SMP (Scalp Micropigmentation) – SMP refers to temporary or permanent tattooing of the scalp in which the tiny tattoo marks simulate hair follicles. SMP can be used to minimize donor scars or to add further visual hair density to an individual with or without hair transplant surgery. This procedure requires both technical and artistic skill to implement.

Telogen Effluvium – This type of hair loss is usually self-limiting but can be chronic in nature that leads to a lot of hair shedding but rarely frank baldness. It occurs when hairs shift from the anagen growth phase to the telogen phase in which the hairs fall out. It usually follows by several weeks to a couple of months an event like surgery, general anesthesia, pregnancy, protein-malnourished weight loss, general sickness. Shock loss (See Shock Loss) that follows a hair transplant surgery is caused most commonly by telegon effluvium.

Temporal Point – The triangular point of hair in the temporal region of the scalp that can be reconstructed to provide a better total frame to the frontal hairline.

Terminal Hairs – These are the same thick hairs one possesses before the onset of patterned hair loss (See Female-Pattern Hair Loss and Male-Pattern Hair Loss). These terminal hairs gradually undergo a process of miniaturization (See Miniaturization) in which they become vellus hairs (See Vellus Hairs) and can eventually be entirely lost leading to frank baldness.

Traction Alopecia – This type of non-scarring hair loss is caused by mechanical pulling on the hair long enough that the hair dies. This is most classically seen in the temples in African-American women who braid or pull their hairs tightly. It can also be seen in Sikh men who wear their hairs tightly turned into a knot under a turban. With adequate donor hair to cover the loss, this condition is very treatable with hair transplant surgery.

Transection – This describes the inadvertent cutting through of a hair shaft usually during harvesting of hairs during a hair transplant procedure whether via the FUE (See FUE) or the FUT (See FUT) method. Transected hairs typically have a lower chance of survival, especially if the dermal papilla (See Dermal Papilla) or the bulge (See Bulge) regions are lost.

Trichophytic Closure – This type of wound closure following FUT (See FUT) donor harvesting involves removing 1 mm of epidermis (outer skin) along the bottom wound edge, which allows for hair from this denuded line to grow through the scar to make it much harder to see.

Trichotillomania – This psychological condition is a type of obsessive-compulsive disorder (OCD) in which an individual compulsively pulls one’s own hair out. If the condition is stable and well treated by a psychiatrist with appropriate medications, hair transplant surgery could be an option.

Vellus Hairs – These hairs are the tiny, wispy, transparent hairs, which are also known as miniaturized hairs, that are observed in the intermediate phase of a patterned hair loss (See Female-Pattern Hair Loss and Male-Pattern Hair Loss). Terminal hairs (See Terminal Hairs) become vellus hairs, which then over time can be entirely lost leading to partial or complete baldness.

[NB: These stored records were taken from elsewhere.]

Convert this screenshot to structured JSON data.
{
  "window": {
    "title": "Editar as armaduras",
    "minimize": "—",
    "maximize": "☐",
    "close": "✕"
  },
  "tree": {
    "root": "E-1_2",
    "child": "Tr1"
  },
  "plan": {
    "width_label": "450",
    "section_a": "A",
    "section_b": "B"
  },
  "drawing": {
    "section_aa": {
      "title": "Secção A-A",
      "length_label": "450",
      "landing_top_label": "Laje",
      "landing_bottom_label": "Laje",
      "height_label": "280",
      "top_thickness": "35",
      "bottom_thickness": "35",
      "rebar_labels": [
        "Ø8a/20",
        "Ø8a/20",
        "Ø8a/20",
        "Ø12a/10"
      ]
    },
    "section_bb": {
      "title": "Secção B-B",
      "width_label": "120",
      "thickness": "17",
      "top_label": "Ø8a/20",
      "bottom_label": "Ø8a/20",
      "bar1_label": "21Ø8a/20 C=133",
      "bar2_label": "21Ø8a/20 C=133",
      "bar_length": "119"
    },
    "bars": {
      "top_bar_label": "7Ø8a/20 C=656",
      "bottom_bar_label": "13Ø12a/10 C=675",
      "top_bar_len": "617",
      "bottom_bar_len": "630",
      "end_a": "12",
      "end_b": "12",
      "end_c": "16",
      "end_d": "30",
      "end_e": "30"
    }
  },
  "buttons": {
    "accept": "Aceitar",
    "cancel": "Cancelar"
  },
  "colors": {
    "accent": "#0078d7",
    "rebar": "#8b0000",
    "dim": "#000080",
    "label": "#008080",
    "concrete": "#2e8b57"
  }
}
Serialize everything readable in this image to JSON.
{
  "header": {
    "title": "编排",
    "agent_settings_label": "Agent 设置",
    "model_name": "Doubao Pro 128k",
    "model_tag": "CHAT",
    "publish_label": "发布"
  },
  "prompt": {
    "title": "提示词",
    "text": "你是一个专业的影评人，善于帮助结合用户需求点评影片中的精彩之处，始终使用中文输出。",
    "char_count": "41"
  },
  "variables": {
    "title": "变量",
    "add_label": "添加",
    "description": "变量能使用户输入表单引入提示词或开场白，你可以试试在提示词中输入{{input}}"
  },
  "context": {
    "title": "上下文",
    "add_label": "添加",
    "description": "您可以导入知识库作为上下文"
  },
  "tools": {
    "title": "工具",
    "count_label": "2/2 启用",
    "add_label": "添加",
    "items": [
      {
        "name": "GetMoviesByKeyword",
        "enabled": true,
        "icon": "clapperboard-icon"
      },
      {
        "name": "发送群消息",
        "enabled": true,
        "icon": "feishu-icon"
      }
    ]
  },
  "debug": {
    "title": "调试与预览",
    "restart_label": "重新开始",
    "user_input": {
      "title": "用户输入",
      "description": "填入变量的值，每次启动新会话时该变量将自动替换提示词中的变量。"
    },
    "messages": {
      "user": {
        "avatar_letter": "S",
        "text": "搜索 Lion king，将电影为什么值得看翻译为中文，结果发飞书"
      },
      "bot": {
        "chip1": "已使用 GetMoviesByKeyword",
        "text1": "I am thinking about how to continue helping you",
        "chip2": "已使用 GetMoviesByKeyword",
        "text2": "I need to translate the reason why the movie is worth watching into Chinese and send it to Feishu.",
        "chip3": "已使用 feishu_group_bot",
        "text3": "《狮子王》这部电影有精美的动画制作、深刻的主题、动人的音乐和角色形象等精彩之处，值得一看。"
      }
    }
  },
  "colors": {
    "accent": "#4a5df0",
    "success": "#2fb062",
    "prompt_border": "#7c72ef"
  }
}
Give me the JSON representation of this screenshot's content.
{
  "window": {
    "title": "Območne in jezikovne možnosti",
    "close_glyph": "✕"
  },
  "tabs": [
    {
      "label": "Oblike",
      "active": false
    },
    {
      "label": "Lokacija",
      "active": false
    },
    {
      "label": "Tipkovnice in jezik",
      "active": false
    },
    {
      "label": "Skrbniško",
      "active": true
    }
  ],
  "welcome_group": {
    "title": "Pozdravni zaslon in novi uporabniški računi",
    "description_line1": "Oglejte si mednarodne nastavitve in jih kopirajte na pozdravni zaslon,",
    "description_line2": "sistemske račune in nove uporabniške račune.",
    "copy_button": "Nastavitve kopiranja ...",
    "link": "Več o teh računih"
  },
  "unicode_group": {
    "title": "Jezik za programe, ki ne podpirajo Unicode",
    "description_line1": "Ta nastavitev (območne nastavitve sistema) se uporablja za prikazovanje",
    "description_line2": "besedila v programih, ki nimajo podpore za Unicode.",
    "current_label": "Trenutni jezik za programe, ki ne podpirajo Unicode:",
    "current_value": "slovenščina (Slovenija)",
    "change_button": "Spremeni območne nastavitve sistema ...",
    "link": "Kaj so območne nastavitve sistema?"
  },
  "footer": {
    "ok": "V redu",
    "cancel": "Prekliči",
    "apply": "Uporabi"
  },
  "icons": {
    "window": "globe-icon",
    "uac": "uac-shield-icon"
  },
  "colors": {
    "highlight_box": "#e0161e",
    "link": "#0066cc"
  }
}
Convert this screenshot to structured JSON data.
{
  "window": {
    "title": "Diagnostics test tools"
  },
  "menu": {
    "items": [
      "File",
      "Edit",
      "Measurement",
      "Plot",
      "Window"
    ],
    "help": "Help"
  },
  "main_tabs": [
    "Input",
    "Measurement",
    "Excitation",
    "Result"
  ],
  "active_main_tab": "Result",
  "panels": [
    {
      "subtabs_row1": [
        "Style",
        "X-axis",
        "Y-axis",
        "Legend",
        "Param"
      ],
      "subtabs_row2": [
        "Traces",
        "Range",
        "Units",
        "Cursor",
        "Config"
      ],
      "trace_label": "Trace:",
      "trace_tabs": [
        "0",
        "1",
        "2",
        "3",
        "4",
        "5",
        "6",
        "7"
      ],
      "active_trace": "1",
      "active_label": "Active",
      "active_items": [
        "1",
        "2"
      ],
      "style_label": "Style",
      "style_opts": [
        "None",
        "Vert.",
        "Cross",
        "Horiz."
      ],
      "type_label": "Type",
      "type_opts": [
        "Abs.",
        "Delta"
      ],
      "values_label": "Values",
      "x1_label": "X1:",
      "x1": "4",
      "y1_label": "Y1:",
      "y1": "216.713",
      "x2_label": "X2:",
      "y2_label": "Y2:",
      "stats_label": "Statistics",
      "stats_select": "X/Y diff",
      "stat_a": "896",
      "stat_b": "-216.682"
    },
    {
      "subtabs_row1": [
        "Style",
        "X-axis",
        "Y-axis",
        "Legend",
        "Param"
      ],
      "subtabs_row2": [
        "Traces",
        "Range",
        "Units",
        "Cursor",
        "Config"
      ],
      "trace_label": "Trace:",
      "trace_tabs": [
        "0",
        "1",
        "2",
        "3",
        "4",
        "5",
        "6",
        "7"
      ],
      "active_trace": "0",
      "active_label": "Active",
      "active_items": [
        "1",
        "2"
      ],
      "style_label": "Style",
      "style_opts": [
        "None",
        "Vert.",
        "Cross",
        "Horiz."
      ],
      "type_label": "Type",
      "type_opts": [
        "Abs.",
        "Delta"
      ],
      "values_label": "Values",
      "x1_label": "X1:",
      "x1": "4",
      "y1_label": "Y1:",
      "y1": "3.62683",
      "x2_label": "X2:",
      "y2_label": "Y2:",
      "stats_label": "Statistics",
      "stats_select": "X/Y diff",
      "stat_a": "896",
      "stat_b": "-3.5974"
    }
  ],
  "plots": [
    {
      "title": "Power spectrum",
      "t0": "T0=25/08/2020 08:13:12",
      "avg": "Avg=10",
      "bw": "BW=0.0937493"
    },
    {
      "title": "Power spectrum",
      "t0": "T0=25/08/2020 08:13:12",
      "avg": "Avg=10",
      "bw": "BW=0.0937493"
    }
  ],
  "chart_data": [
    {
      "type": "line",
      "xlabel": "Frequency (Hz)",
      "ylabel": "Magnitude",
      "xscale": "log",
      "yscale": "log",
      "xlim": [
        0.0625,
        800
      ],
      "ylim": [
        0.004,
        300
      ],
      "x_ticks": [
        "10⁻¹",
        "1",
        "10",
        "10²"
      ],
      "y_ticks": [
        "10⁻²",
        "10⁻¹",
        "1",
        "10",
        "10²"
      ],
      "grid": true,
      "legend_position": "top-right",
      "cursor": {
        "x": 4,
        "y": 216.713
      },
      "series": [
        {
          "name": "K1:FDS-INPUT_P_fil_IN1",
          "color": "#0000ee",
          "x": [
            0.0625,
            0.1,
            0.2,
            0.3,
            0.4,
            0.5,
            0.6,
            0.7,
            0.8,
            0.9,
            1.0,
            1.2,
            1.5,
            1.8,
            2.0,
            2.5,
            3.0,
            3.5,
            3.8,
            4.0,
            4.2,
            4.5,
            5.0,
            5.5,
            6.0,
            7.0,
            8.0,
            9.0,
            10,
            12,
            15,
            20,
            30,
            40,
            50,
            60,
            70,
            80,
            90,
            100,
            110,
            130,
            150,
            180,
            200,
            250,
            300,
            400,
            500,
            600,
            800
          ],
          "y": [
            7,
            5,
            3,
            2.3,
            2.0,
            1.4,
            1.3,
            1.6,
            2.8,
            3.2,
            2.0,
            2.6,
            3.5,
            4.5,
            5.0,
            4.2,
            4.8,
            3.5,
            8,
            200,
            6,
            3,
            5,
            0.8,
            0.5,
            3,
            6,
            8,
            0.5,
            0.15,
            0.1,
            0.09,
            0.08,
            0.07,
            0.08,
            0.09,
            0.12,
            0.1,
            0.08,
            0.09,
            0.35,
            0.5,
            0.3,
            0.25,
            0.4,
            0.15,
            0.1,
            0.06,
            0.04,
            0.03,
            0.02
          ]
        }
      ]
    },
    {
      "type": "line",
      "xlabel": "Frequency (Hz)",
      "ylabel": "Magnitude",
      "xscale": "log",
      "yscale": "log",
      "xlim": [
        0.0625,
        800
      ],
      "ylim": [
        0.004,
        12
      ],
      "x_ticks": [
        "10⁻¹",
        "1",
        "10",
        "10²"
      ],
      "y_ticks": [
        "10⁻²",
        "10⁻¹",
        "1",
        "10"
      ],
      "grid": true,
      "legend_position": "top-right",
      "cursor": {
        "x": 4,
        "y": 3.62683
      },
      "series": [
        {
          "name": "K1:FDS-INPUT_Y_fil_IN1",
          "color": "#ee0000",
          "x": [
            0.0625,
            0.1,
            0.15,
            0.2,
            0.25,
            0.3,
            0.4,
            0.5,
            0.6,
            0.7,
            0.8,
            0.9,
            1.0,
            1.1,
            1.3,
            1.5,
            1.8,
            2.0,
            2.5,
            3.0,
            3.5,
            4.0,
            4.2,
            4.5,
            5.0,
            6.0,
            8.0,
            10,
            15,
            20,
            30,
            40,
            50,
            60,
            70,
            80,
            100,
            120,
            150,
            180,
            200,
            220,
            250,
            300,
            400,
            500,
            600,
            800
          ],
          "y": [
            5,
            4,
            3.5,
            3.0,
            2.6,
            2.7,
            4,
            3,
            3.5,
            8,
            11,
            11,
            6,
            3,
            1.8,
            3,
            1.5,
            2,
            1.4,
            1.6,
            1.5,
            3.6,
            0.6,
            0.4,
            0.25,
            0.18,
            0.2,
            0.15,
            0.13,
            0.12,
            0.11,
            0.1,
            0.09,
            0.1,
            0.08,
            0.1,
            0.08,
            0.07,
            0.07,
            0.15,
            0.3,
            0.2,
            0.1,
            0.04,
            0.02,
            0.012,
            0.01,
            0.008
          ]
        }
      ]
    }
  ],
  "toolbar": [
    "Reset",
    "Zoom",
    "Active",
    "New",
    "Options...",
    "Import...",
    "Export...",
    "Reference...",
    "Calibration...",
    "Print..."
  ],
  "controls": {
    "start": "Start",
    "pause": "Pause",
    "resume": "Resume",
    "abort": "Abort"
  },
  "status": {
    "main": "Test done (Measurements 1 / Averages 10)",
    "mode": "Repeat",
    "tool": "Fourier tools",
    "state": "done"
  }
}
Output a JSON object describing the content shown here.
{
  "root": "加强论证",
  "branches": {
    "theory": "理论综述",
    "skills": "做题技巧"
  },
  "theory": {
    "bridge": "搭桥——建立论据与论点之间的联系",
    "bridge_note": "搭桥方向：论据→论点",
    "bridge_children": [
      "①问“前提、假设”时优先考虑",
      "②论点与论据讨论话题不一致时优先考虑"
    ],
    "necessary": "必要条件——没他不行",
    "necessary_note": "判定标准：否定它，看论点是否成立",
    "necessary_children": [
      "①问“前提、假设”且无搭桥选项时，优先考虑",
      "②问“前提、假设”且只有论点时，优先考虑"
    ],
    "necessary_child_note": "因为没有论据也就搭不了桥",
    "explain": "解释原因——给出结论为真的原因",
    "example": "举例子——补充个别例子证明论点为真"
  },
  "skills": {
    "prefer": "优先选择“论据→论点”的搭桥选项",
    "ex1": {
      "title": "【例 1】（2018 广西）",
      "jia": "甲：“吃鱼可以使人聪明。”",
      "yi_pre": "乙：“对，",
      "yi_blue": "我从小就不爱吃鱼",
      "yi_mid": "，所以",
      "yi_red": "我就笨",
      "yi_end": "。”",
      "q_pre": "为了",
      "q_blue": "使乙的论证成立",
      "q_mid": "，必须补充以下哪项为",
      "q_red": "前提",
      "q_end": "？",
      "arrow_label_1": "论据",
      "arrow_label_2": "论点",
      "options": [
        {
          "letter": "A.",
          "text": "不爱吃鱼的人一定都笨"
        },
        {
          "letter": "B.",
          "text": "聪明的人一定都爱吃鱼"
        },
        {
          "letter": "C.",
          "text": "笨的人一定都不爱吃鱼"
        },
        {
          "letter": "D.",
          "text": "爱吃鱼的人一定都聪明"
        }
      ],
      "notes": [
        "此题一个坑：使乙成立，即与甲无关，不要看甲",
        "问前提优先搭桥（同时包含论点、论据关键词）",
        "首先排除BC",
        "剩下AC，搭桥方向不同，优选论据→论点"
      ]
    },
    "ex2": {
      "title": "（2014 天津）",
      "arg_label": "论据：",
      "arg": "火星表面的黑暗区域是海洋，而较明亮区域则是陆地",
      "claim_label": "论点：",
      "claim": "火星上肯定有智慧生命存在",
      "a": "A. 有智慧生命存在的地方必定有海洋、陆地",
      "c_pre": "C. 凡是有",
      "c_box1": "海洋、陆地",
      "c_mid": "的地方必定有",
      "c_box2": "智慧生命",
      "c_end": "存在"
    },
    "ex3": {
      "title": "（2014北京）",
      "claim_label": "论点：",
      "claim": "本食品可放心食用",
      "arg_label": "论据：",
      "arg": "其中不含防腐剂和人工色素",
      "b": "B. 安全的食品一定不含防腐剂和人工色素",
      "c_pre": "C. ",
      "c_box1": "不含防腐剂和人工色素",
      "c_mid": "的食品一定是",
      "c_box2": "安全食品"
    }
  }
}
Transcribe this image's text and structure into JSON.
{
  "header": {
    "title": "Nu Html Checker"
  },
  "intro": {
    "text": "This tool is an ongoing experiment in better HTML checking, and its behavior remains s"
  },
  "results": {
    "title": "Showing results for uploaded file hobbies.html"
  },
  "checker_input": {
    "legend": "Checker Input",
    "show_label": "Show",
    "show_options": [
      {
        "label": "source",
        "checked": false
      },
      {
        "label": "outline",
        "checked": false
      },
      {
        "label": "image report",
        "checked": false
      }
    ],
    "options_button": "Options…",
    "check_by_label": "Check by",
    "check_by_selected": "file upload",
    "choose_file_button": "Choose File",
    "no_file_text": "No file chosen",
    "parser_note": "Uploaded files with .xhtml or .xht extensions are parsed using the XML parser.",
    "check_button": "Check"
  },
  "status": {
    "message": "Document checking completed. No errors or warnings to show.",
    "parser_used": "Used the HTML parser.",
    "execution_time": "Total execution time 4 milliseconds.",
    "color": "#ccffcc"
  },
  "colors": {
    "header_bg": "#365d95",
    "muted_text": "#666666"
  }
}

Vertex – This is another name for the crown of the head. The crown describes the posterior part of the head that falls on the vertical plane of the scalp, and a crown transplant can be undertaken in the appropriate candidate.

Vertex Transition Zone (Point) – This describes the semilunar (arced) line between the midscalp and the crown of the head, i.e., the transition from the horizontal to the posterior plane of the scalp. This can mark the anterior limit of a crown hair transplant or the posterior limit of a frontal hair transplant.

Whorl – This describes the circular direction of hairs that are usually present in the crown but may also be observed in certain hairlines like female hairlines or in other regions of the scalp.